This hurts our pocketbooks, environment and what’s left of our democracy.
The decline of organized labor has contributed to the loss of jobs and decline of wages – for organized workers to be sure, but also for nonunion private sector workers.
A just issued report from the Economic Policy Institute, timed for release near Labor Day, researched the amount of money nonunion workers would have earned in 2013 if union membership in the private sector stood at 1979 levels.
The report concluded that wages for men would have been 5% higher, or $2700 higher per year. For nonunion men with lower education, it would have been 9% greater, or nearly $3200 annually.
Why? Because unions provide workers collective power when approaching management.
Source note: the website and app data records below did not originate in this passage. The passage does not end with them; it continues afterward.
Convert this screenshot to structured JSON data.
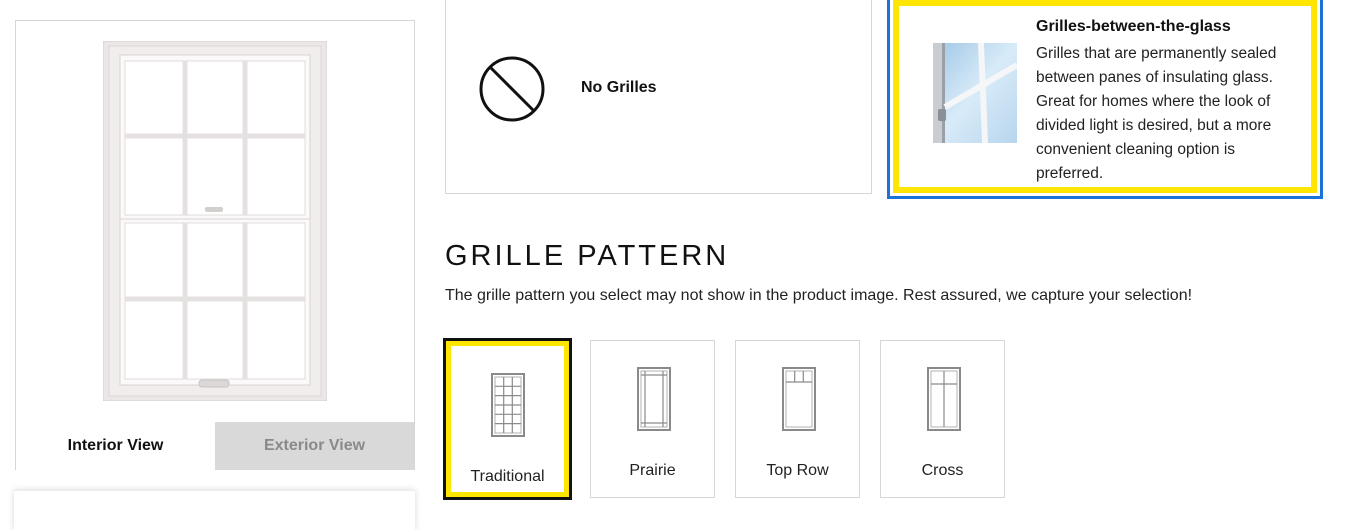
{
  "preview": {
    "interior_view_label": "Interior View",
    "exterior_view_label": "Exterior View",
    "active_view": "Interior View"
  },
  "grille_types": {
    "no_grilles": {
      "label": "No Grilles",
      "selected": false
    },
    "grilles_between_glass": {
      "title": "Grilles-between-the-glass",
      "description": "Grilles that are permanently sealed between panes of insulating glass. Great for homes where the look of divided light is desired, but a more convenient cleaning option is preferred.",
      "selected": true
    }
  },
  "grille_pattern": {
    "heading": "GRILLE PATTERN",
    "note": "The grille pattern you select may not show in the product image. Rest assured, we capture your selection!",
    "options": [
      {
        "label": "Traditional",
        "selected": true
      },
      {
        "label": "Prairie",
        "selected": false
      },
      {
        "label": "Top Row",
        "selected": false
      },
      {
        "label": "Cross",
        "selected": false
      }
    ]
  },
  "colors": {
    "selection_yellow": "#ffe600",
    "focus_blue": "#1a73d9",
    "border_gray": "#d6d6d6",
    "inactive_tab_bg": "#d9d9d9"
  }
}
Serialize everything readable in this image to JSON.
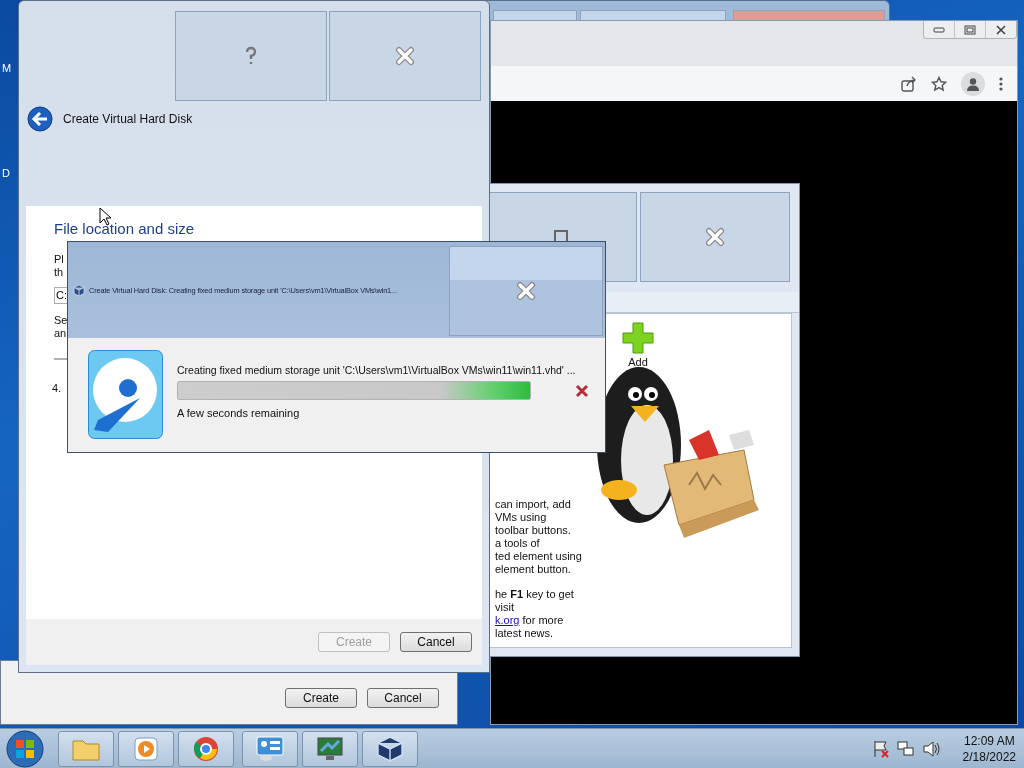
{
  "desktop": {
    "icon_labels": [
      "M",
      "D"
    ]
  },
  "manager_window": {
    "toolbar": [
      {
        "label": "Add"
      }
    ],
    "paragraphs": [
      [
        {
          "kind": "text",
          "text": "can import, add"
        },
        {
          "kind": "text",
          "text": "VMs using"
        },
        {
          "kind": "text",
          "text": "toolbar buttons."
        },
        {
          "kind": "text",
          "text": "a tools of"
        },
        {
          "kind": "text",
          "text": "ted element using"
        },
        {
          "kind": "text",
          "text": "element button."
        }
      ],
      [
        {
          "kind": "text",
          "text": "he **F1** key to get"
        },
        {
          "kind": "text",
          "text": "visit"
        },
        {
          "kind": "link",
          "link": "k.org",
          "text": " for more"
        },
        {
          "kind": "text",
          "text": "latest news."
        }
      ]
    ]
  },
  "parent_dialog": {
    "buttons": [
      {
        "label": "Create",
        "disabled": false
      },
      {
        "label": "Cancel",
        "disabled": false
      }
    ]
  },
  "wizard": {
    "title": "Create Virtual Hard Disk",
    "heading": "File location and size",
    "fragments_top": [
      "Pl",
      "th"
    ],
    "path_field": {
      "value": "C:"
    },
    "fragments_mid": [
      "Se",
      "an"
    ],
    "size_fragment": "4.",
    "buttons": [
      {
        "label": "Create",
        "disabled": true
      },
      {
        "label": "Cancel",
        "disabled": false
      }
    ]
  },
  "progress_dialog": {
    "title": "Create Virtual Hard Disk: Creating fixed medium storage unit 'C:\\Users\\vm1\\VirtualBox VMs\\win1...",
    "message": "Creating fixed medium storage unit 'C:\\Users\\vm1\\VirtualBox VMs\\win11\\win11.vhd' ...",
    "level": 1,
    "status": "A few seconds remaining"
  },
  "taskbar": {
    "time": "12:09 AM",
    "date": "2/18/2022"
  }
}
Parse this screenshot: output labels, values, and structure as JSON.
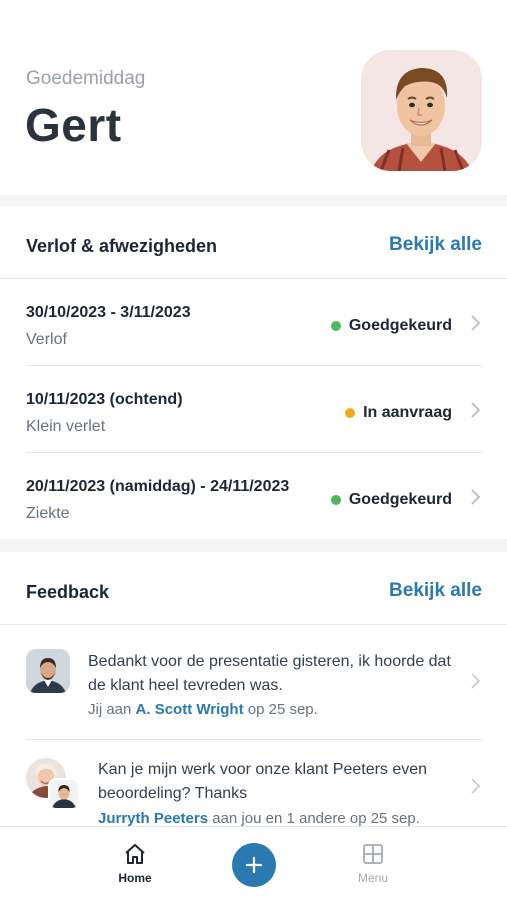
{
  "header": {
    "greeting": "Goedemiddag",
    "user_name": "Gert"
  },
  "leave": {
    "title": "Verlof & afwezigheden",
    "view_all": "Bekijk alle",
    "items": [
      {
        "dates": "30/10/2023 - 3/11/2023",
        "type": "Verlof",
        "status": "Goedgekeurd",
        "status_color": "#4cba5a"
      },
      {
        "dates": "10/11/2023 (ochtend)",
        "type": "Klein verlet",
        "status": "In aanvraag",
        "status_color": "#f2a91e"
      },
      {
        "dates": "20/11/2023 (namiddag) - 24/11/2023",
        "type": "Ziekte",
        "status": "Goedgekeurd",
        "status_color": "#4cba5a"
      }
    ]
  },
  "feedback": {
    "title": "Feedback",
    "view_all": "Bekijk alle",
    "items": [
      {
        "message": "Bedankt voor de presentatie gisteren, ik hoorde dat de klant heel tevreden was.",
        "meta_prefix": "Jij aan",
        "person": "A. Scott Wright",
        "meta_suffix": "op 25 sep."
      },
      {
        "message": "Kan je mijn werk voor onze klant Peeters even beoordeling? Thanks",
        "person": "Jurryth Peeters",
        "meta_suffix": "aan jou en 1 andere op 25 sep."
      }
    ]
  },
  "tabbar": {
    "home": {
      "label": "Home",
      "icon": "home-icon"
    },
    "add": {
      "icon": "plus-icon"
    },
    "menu": {
      "label": "Menu",
      "icon": "grid-icon"
    }
  },
  "colors": {
    "accent": "#2a79b0",
    "approved": "#4cba5a",
    "pending": "#f2a91e"
  }
}
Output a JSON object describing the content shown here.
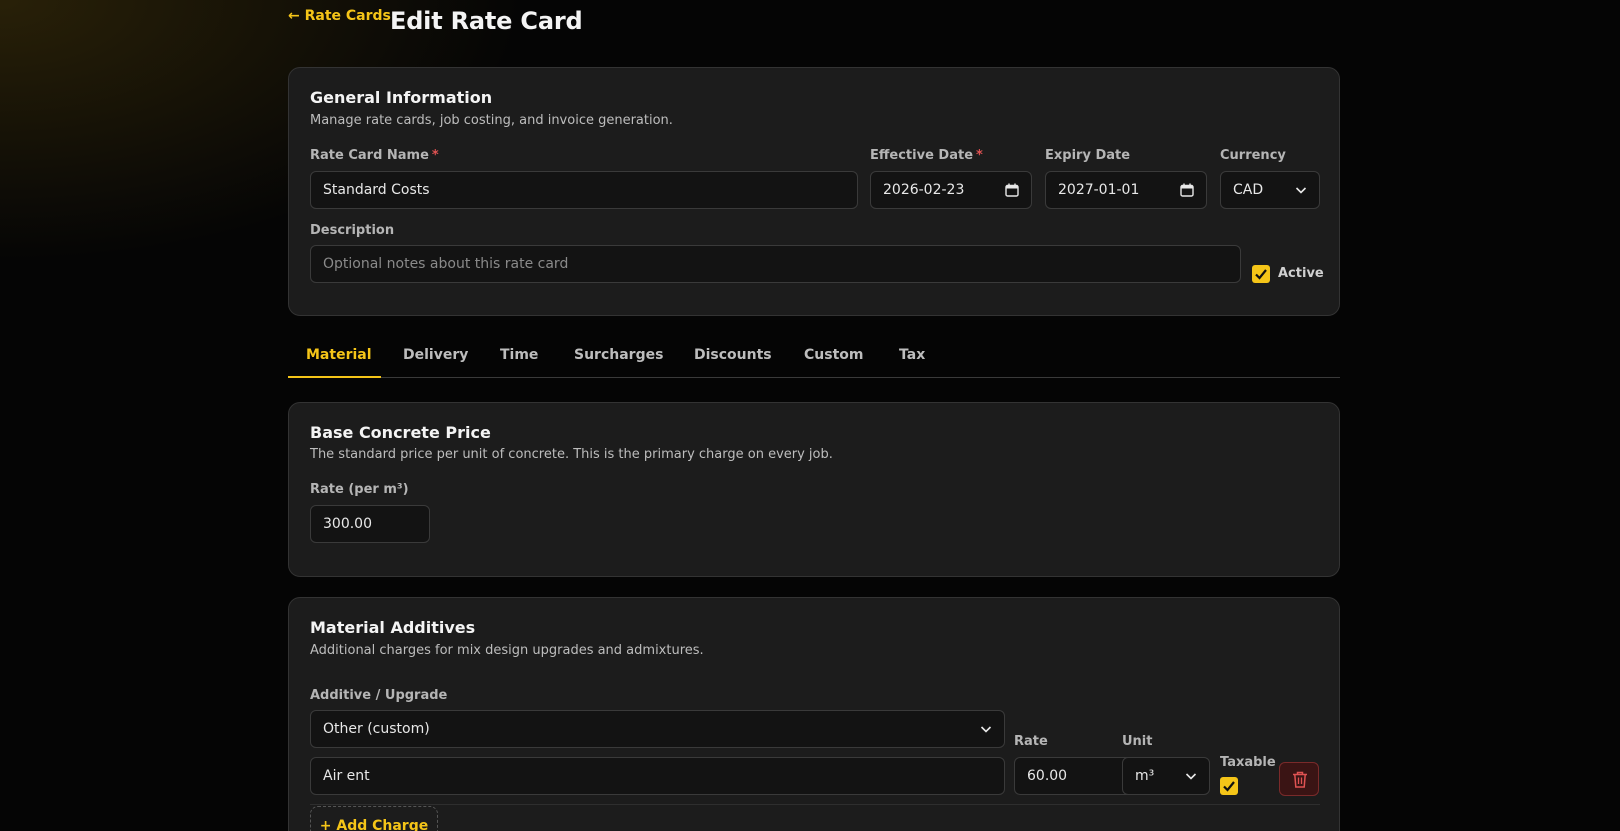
{
  "header": {
    "back_label": "← Rate Cards",
    "title": "Edit Rate Card"
  },
  "general": {
    "title": "General Information",
    "subtitle": "Manage rate cards, job costing, and invoice generation.",
    "name_label": "Rate Card Name",
    "name_value": "Standard Costs",
    "effective_label": "Effective Date",
    "effective_value": "2026-02-23",
    "expiry_label": "Expiry Date",
    "expiry_value": "2027-01-01",
    "currency_label": "Currency",
    "currency_value": "CAD",
    "description_label": "Description",
    "description_placeholder": "Optional notes about this rate card",
    "active_label": "Active",
    "active_checked": true,
    "required_mark": "*"
  },
  "tabs": [
    {
      "label": "Material",
      "active": true
    },
    {
      "label": "Delivery"
    },
    {
      "label": "Time"
    },
    {
      "label": "Surcharges"
    },
    {
      "label": "Discounts"
    },
    {
      "label": "Custom"
    },
    {
      "label": "Tax"
    }
  ],
  "base_price": {
    "title": "Base Concrete Price",
    "subtitle": "The standard price per unit of concrete. This is the primary charge on every job.",
    "rate_label": "Rate (per m³)",
    "rate_value": "300.00"
  },
  "additives": {
    "title": "Material Additives",
    "subtitle": "Additional charges for mix design upgrades and admixtures.",
    "additive_label": "Additive / Upgrade",
    "additive_value": "Other (custom)",
    "custom_name_value": "Air ent",
    "rate_label": "Rate",
    "rate_value": "60.00",
    "unit_label": "Unit",
    "unit_value": "m³",
    "taxable_label": "Taxable",
    "taxable_checked": true,
    "add_label": "+ Add Charge"
  },
  "colors": {
    "accent": "#f5c518",
    "danger": "#e05252",
    "background": "#050505",
    "card": "#1c1c1c"
  }
}
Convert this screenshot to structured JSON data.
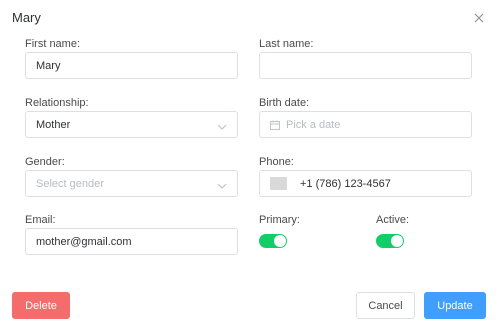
{
  "dialog": {
    "title": "Mary"
  },
  "form": {
    "first_name": {
      "label": "First name:",
      "value": "Mary"
    },
    "last_name": {
      "label": "Last name:",
      "value": ""
    },
    "relationship": {
      "label": "Relationship:",
      "value": "Mother"
    },
    "birth_date": {
      "label": "Birth date:",
      "placeholder": "Pick a date"
    },
    "gender": {
      "label": "Gender:",
      "placeholder": "Select gender"
    },
    "phone": {
      "label": "Phone:",
      "value": "+1 (786) 123-4567"
    },
    "email": {
      "label": "Email:",
      "value": "mother@gmail.com"
    },
    "primary": {
      "label": "Primary:",
      "on": true
    },
    "active": {
      "label": "Active:",
      "on": true
    }
  },
  "buttons": {
    "delete": "Delete",
    "cancel": "Cancel",
    "update": "Update"
  },
  "colors": {
    "toggle_on": "#13ce66",
    "danger": "#f56c6c",
    "primary": "#409eff"
  },
  "icons": [
    "close-icon",
    "chevron-down-icon",
    "calendar-icon",
    "flag-icon"
  ]
}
Without that collective power, or in the case on nonunion workers the threat of forming a union, workers have little leverage over job protection, wages, benefits and workplace conditions and input.
Of course the rules in our nation apply very differently to individuals wanting to join together to form a corporation compared to forming a union. To form a corporation, a group of individuals merely come fill out a form, pay a filing fee and voila, they are recognized by the state as a corporation. Being recognized as a union is much more difficult that merely filling out a few pieces of paper and writing out a check. The union certification process involves more hoops than circus animals must jump through.
It didn’t use to be this way. A separate piece of legislation at the state level had to be passed to form a corporation during the first several decades of Ohio’s history – which was similar to the process in every other state. The rise of corporate power before, during and following the Civil War changed all that. Now, it’s just about as easy to form a corporation as it is to get a dog license.
If it were as easy to form a union as it is to form a corporation, the power imbalance in our nation would tip much more toward the rights of working people and their families and communities. It’s a good lesson to remember on this Labor Day weekend.
These are just a few of the many issues and problems facing us, our families, communities, nation and world from the growing power and never intended constitutional rights of corporations. If won’t change one iota if all we do is prepare more in-depth reports of problems or simply try to manage the abuses by accepting that corporations have the same constitutional rights as human persons.
That has to change…fundamentally. The way forward is amending the constitution to end never-intended inalienable constitutional rights and the doctrine that political money is equivalent to “free speech,” as defined in the We the People Amendment.
Join AFSC, Move to Amend, and people from all over the country in this growing movement.
What grassroots activists who’ve been struggling against fracking in their communities have been on their own unable to accomplish may soon happen thanks to the Saudis and their low oil prices (now down to $60/barrel and continuing to drop). OIl and gas drillers obtained cheap money from the Fed through its Quantitative Easing (QE) program and heavily invested.
The price of producing a barrel of energy is now less their break-even cost for many energy corporations. If and when oil keeps dropping, energy corporations that went into debt on risky energy ventures will go belly up. Banks, too, made huge bets via derivatives on high energy prices. These will likely implode.
However, the banks may not be on the hook for the hundreds of billions. We will. The spending bill recently passed by Congress contained a nifty provision allowing banking corporations to reverse a provision of the Dodd-Frank and have risky derivatives covered by FDIC insurance — i.e. our tax dollars.
Of course it doesn’t need saying banking corporations lobbied heavily for this change to Dodd Frank.